(TASK BRIEF): Among the entries below, find all lines that include "symbols" and copy them.
--- START ---
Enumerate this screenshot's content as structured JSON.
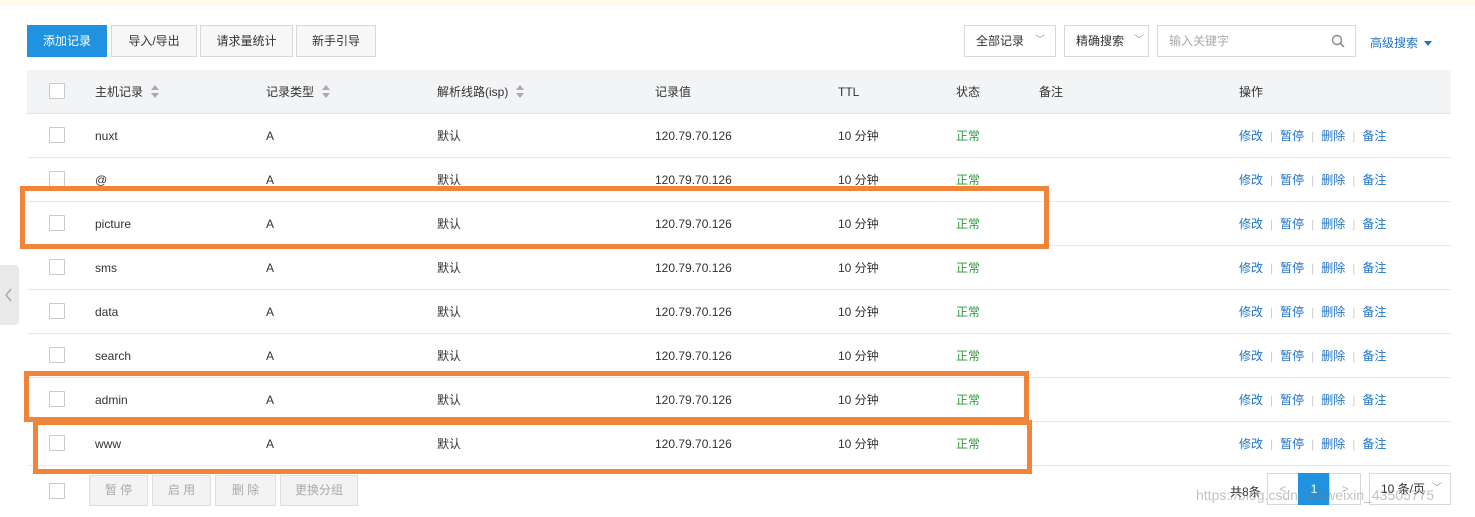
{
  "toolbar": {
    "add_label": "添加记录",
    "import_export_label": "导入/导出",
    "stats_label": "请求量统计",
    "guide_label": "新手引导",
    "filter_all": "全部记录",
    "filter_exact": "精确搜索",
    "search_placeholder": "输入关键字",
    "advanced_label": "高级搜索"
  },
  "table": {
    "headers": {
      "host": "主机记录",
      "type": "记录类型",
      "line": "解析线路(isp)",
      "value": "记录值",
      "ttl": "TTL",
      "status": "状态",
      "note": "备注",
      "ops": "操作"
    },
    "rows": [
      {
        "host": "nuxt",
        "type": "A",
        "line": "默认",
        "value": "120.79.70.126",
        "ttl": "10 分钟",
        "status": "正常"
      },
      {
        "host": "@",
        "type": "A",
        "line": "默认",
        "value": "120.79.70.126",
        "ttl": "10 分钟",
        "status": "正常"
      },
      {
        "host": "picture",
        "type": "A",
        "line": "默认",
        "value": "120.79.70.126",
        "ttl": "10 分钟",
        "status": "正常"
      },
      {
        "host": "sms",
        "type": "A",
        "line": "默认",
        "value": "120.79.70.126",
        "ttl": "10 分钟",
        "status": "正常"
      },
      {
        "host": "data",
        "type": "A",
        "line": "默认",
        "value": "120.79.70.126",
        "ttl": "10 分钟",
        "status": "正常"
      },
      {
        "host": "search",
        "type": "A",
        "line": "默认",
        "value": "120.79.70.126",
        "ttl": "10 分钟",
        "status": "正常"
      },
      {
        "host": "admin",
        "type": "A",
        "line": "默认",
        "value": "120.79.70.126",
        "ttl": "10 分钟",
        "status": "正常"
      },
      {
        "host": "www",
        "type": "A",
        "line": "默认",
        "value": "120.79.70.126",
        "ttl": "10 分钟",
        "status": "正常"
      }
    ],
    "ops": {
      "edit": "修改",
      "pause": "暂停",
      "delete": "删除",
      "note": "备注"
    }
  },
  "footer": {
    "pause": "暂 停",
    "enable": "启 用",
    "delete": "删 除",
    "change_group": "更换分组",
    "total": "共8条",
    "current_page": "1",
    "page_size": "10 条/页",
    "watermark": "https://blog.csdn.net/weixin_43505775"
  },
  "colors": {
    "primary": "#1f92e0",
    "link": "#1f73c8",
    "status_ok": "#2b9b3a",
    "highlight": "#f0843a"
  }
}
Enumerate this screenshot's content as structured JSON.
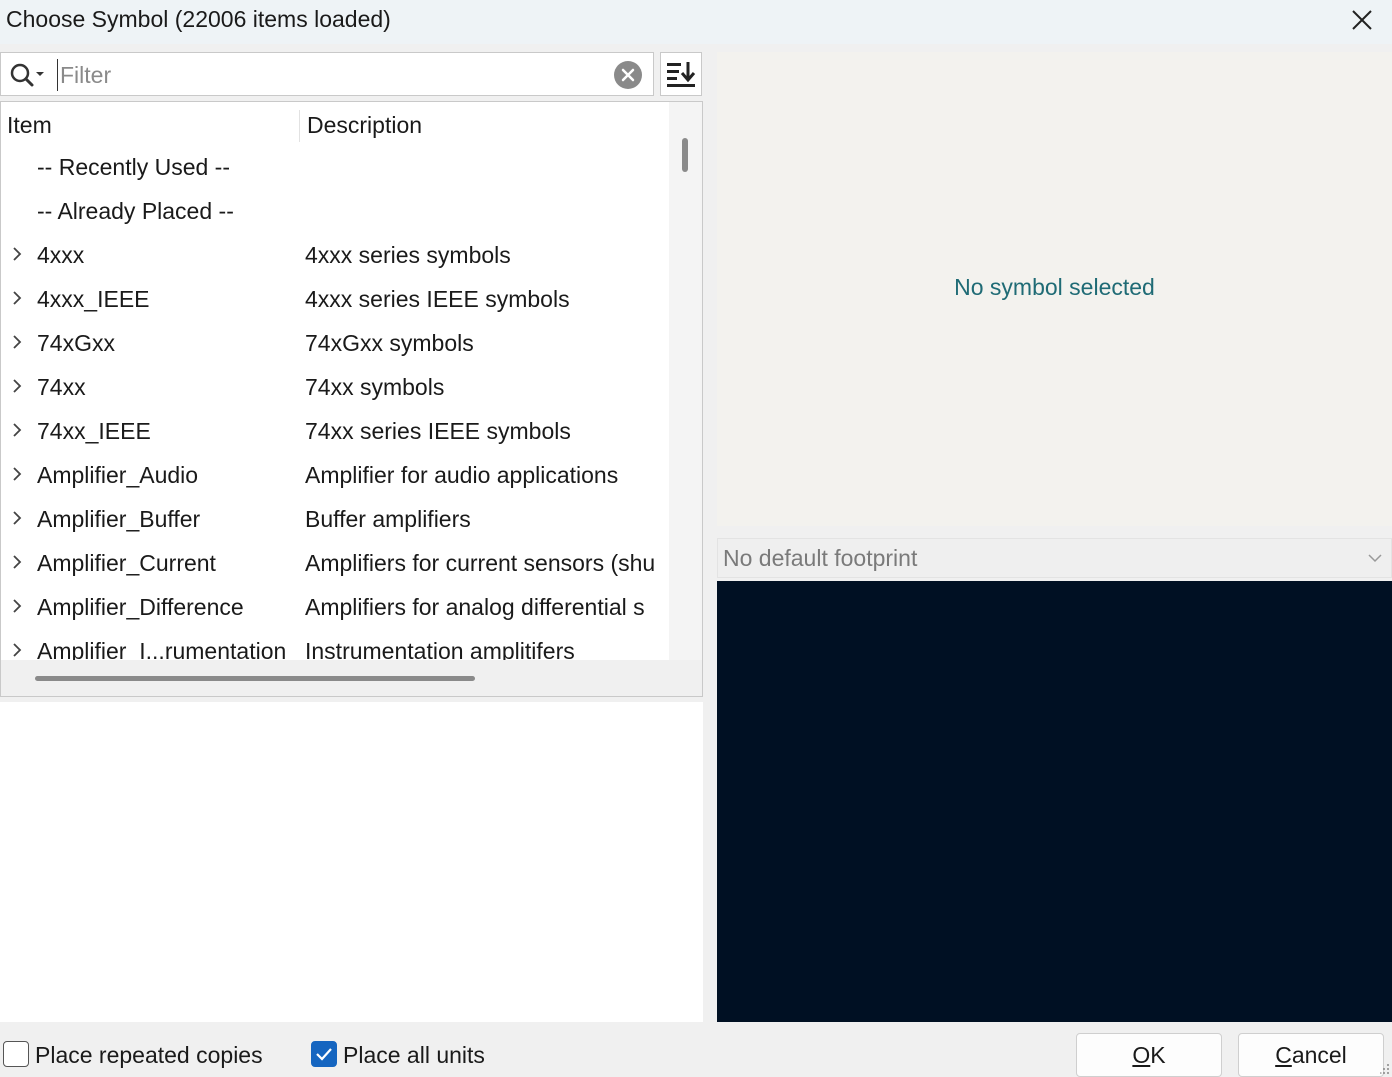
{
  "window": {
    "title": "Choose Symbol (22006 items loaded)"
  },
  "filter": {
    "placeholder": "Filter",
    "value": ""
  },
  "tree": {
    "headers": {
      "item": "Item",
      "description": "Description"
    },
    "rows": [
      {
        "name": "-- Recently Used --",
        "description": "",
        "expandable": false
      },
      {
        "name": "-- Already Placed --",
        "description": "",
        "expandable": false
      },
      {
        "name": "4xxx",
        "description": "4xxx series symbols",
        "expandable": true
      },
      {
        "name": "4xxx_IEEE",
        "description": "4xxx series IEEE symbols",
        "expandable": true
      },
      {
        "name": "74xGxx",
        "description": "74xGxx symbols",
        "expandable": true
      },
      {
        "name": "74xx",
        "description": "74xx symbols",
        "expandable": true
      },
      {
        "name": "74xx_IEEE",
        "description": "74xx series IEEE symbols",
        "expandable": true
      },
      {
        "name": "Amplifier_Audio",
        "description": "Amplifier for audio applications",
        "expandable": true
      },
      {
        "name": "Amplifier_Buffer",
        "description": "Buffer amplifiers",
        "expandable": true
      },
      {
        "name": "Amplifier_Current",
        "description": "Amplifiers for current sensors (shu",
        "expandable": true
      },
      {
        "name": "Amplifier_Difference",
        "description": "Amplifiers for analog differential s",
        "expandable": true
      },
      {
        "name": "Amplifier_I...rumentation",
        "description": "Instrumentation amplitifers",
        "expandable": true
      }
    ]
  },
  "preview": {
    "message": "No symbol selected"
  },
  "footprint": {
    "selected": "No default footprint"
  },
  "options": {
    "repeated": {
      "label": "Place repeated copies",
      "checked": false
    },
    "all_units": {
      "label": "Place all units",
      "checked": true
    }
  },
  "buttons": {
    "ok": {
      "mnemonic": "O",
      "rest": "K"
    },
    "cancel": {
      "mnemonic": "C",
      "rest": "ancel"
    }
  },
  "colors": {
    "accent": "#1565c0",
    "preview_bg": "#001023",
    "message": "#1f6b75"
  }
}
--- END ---
(YOUR RESPONSE):
        "description": "4xxx series symbols",
        "description": "4xxx series IEEE symbols",
        "description": "74xGxx symbols",
        "description": "74xx symbols",
        "description": "74xx series IEEE symbols",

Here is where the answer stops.